Written by Lori Nichols Davies.
Researched by the Weston A. Price Foundation, in Washington D.C., a body of independent scientists, educators and activists formed in 1999 for Wise Traditions in Food, Farming and the Healing Arts (www.westonaprice.org) is respected and taught at the Holistic Cooking Academy of Canada (www.holistic-cooking.com)
MYTH: People with high cholesterol are prone to heart attacks.
TRUTH: Young and middle-aged men with cholesterol levels over 350 are only slightly more at risk for heart attacks. Those who have levels below 350 are at no greater risk than those whose cholesterol is very high. For elderly men and for women of all ages, high cholesterol is associated with a longer lifespan.
MYTH: Cholesterol and saturated fat clog arteries.
TRUTH: In analysis of arterial plaque (clogs) there is very little cholesterol. Plaque is made primarily of calcium deposits akin to lime and unsaturated fats from processed vegetable oils.
MYTH: Eating saturated fat and cholesterol-rich foods will cause cholesterol levels to rise and make people more susceptible to heart disease. As Americans have cut back on saturated fat and cholesterol rich foods since the 1970's, rates of heart disease have gone up.
TRUTH: Many studies show no relationship between diet and cholesterol levels. There is no evidence that saturated fat and cholesterol-rich foods contribute to heart disease. As Americans and Canadians have cut back on cholesterol-rich foods, rates of heart disease have gone up.
MYTH: Cholesterol lowering drugs have saved many lives.
TRUTH: In the two most recent trials involving over 10,000 subjects, cholesterol lowering did not result in any improvement in outcome.
MYTH: Countries that have a high consumption of animal fat and cholesterol have higher rates of heart disease.
TRUTH: There are many exceptions to this accusation, such as France and Spain. Furthermore, an association (called a
risk-factor) is not the same as a cause. In wealthy countries where people eat lots of animal foods, many other factors exist that can contribute to heart disease, such as white sugar consumption.
Modern cholesterol-lowering drugs act by inhibiting an enzyme (HMC-CoA reductase) needed by the liver to form cholesterol. These HMC Co-A reductase inhibitors called statins are sold as Lipitor, Mevacor, Pravacol, Zucor, etc.
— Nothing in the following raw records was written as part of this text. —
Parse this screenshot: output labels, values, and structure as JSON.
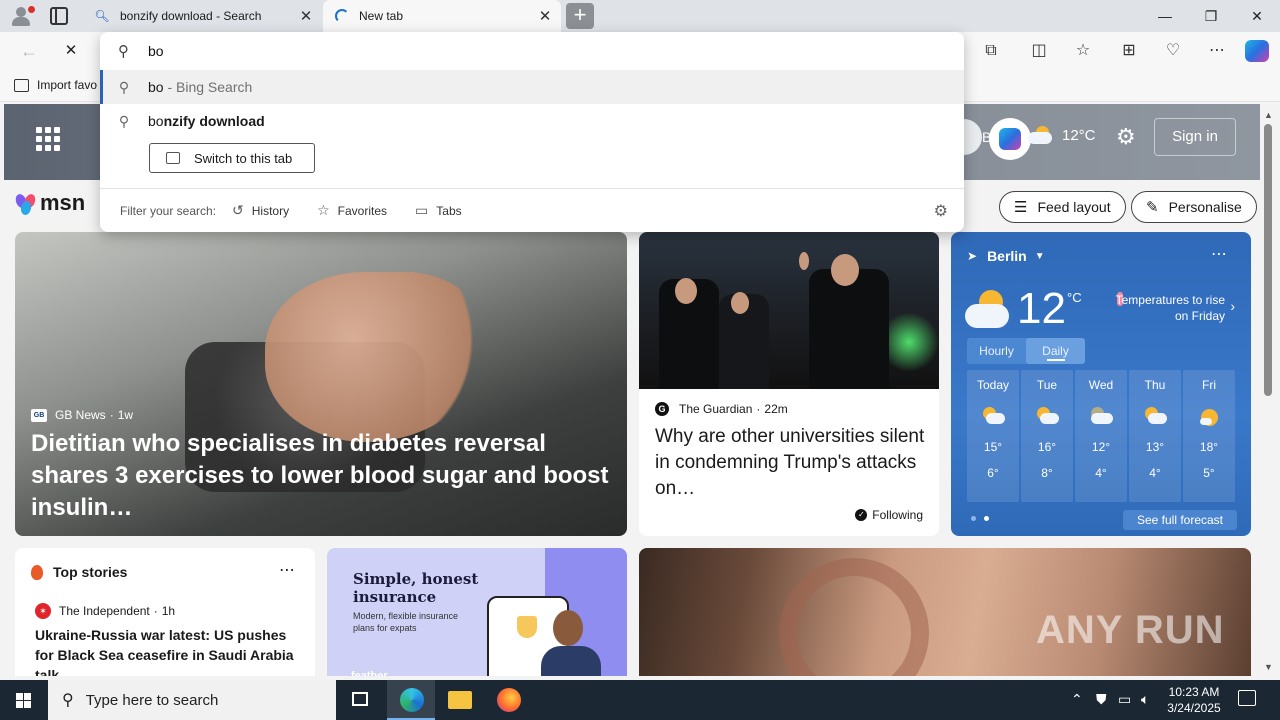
{
  "browser": {
    "tabs": [
      {
        "title": "bonzify download - Search",
        "close": "✕"
      },
      {
        "title": "New tab",
        "close": "✕"
      }
    ],
    "new_tab": "+",
    "window": {
      "minimize": "—",
      "restore": "❐",
      "close": "✕"
    }
  },
  "toolbar": {
    "back": "←",
    "stop": "✕"
  },
  "favorites_bar": {
    "import_label": "Import favo"
  },
  "omnibox": {
    "value": "bo",
    "suggestions": [
      {
        "match": "bo",
        "suffix": " - Bing Search"
      },
      {
        "prefix": "bo",
        "rest": "nzify download"
      }
    ],
    "switch_tab_label": "Switch to this tab",
    "filter_label": "Filter your search:",
    "filters": [
      "History",
      "Favorites",
      "Tabs"
    ]
  },
  "msn": {
    "location_short": "Berlin",
    "temperature": "12°C",
    "sign_in": "Sign in",
    "logo_text": "msn",
    "feed_layout": "Feed layout",
    "personalise": "Personalise"
  },
  "hero": {
    "source": "GB News",
    "age": "1w",
    "headline": "Dietitian who specialises in diabetes reversal shares 3 exercises to lower blood sugar and boost insulin…"
  },
  "news2": {
    "source": "The Guardian",
    "age": "22m",
    "headline": "Why are other universities silent in condemning Trump's attacks on…",
    "following": "Following"
  },
  "weather": {
    "city": "Berlin",
    "temp": "12",
    "unit": "°C",
    "note": "Temperatures to rise on Friday",
    "tabs": [
      "Hourly",
      "Daily"
    ],
    "selected_tab": "Daily",
    "days": [
      {
        "name": "Today",
        "hi": "15°",
        "lo": "6°"
      },
      {
        "name": "Tue",
        "hi": "16°",
        "lo": "8°"
      },
      {
        "name": "Wed",
        "hi": "12°",
        "lo": "4°"
      },
      {
        "name": "Thu",
        "hi": "13°",
        "lo": "4°"
      },
      {
        "name": "Fri",
        "hi": "18°",
        "lo": "5°"
      }
    ],
    "see_full": "See full forecast"
  },
  "top_stories": {
    "title": "Top stories",
    "source": "The Independent",
    "age": "1h",
    "headline": "Ukraine-Russia war latest: US pushes for Black Sea ceasefire in Saudi Arabia talk…"
  },
  "ad": {
    "title": "Simple, honest insurance",
    "subtitle": "Modern, flexible insurance plans for expats",
    "brand": "feather"
  },
  "watermark": "ANY RUN",
  "taskbar": {
    "search_placeholder": "Type here to search",
    "time": "10:23 AM",
    "date": "3/24/2025"
  },
  "colors": {
    "accent": "#2c62b4",
    "weather_bg": "#3a78c9",
    "taskbar": "#1b2733"
  }
}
This is the most common side effect of statin drugs occurring in as many as one in three users. Muscle aches and pains, back pain, heel pain, weakness and slurring of words result from statin interference with the production of Co-enzyme Q-10 (CoQ10) needed for muscles to function. These side effects are more common in active people and may not show up until three years after consumption of prescribed treatment.
Rates of heart failure have doubled since the advent of statin drugs. The heart is a muscle that depends upon a plentiful supply of Co Q10.
Tingling and pain in the hands and feet as well as difficulty walking occur frequently in those taking statins, conditions often blamed on
old age rather than on the drug.
Many patients have reported memory loss and brain fog; including total global amnesia (episodes of complete memory loss). The implications for pilots and those driving cars and trucks are profound.
In every study with rodents to date, statins have caused cancer. Most human trials are not carried out long enough to detect any increase in cancer rates, but in one trial, breast cancer rates of those taking a statin were 1500% higher than those in the control group.
Numerous studies have linked low cholesterol to Depression.
If it isn't cholesterol, then what causes heart disease?
Many scientists have put forth valid theories for the epidemic of heart disease in western societies.
These vitamins were obtained only in animal fats. Back in the 1930's, Weston A. Price, DDS, observed that rates of heart attack rose during the period of the year when levels of these fat-soluble vitamins in local butter went down. (Winter snow covered the grass).
Kilmer McCully, MD, Ph.D, demonstrated that these deficiencies lead to elevated levels of homocysteine, an amino acid marker for heart disease.
Fred Kummerone, Ph.D., and many others have linked heart disease to the replacement of saturated fats with trans fatty acids from processed polyunsaturated vegetable oils; saturated fats actually protect against heart disease in many ways.
Deficiencies of magnesium, selenium, copper and vanadium have been linked to heart disease.
J.C. Annand, a British researcher, observed an increase in heart disease in districts that implemented pasteurization compared to those where milk was still sold unpasteurized.
Heart attacks often occur after a period of emotional or physical stress, which depletes the body of many nutrients, primarily Vitamin C.
Unfortunately, little research money is available for researchers to do double blind studies to prove these observations to satisfy registered dieticians and other mainstream scientists. Most research on heart disease is funded through the National Heart, Lung and Blood Institutes, which are firmly committed to the flawed hypothesis that cholesterol and saturated fat cause heart disease. It is more efficient to educate the public with scientific truths than wait for money to made available by philanthropists.
Please see www.holistic-cooking.com for more accurate and independent research on prevention of many other diseases, as well as contact our local Holistic Teaching Chef in Calgary, Barb Thomas at email@example.com.